** Opening Record extracts block **
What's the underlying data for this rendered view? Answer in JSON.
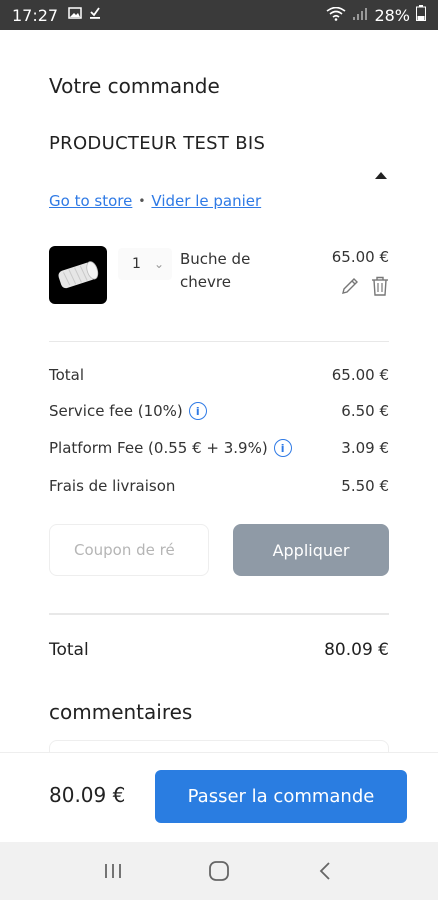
{
  "status_bar": {
    "time": "17:27",
    "battery": "28%"
  },
  "page": {
    "title": "Votre commande"
  },
  "store": {
    "name": "PRODUCTEUR TEST BIS",
    "go_to_store": "Go to store",
    "empty_cart": "Vider le panier"
  },
  "cart_item": {
    "quantity": "1",
    "name": "Buche de chevre",
    "price": "65.00 €"
  },
  "summary": {
    "total_label": "Total",
    "total_value": "65.00 €",
    "service_fee_label": "Service fee (10%)",
    "service_fee_value": "6.50 €",
    "platform_fee_label": "Platform Fee (0.55 € + 3.9%)",
    "platform_fee_value": "3.09 €",
    "delivery_label": "Frais de livraison",
    "delivery_value": "5.50 €"
  },
  "coupon": {
    "placeholder": "Coupon de ré",
    "apply_label": "Appliquer"
  },
  "grand_total": {
    "label": "Total",
    "value": "80.09 €"
  },
  "comments": {
    "title": "commentaires"
  },
  "footer": {
    "total": "80.09 €",
    "order_label": "Passer la commande"
  },
  "colors": {
    "accent": "#2a7de1",
    "link": "#2f7ae5",
    "apply_disabled": "#8f9aa6"
  }
}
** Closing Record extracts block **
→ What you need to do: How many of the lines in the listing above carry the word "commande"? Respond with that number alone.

→ Exercise solution: 2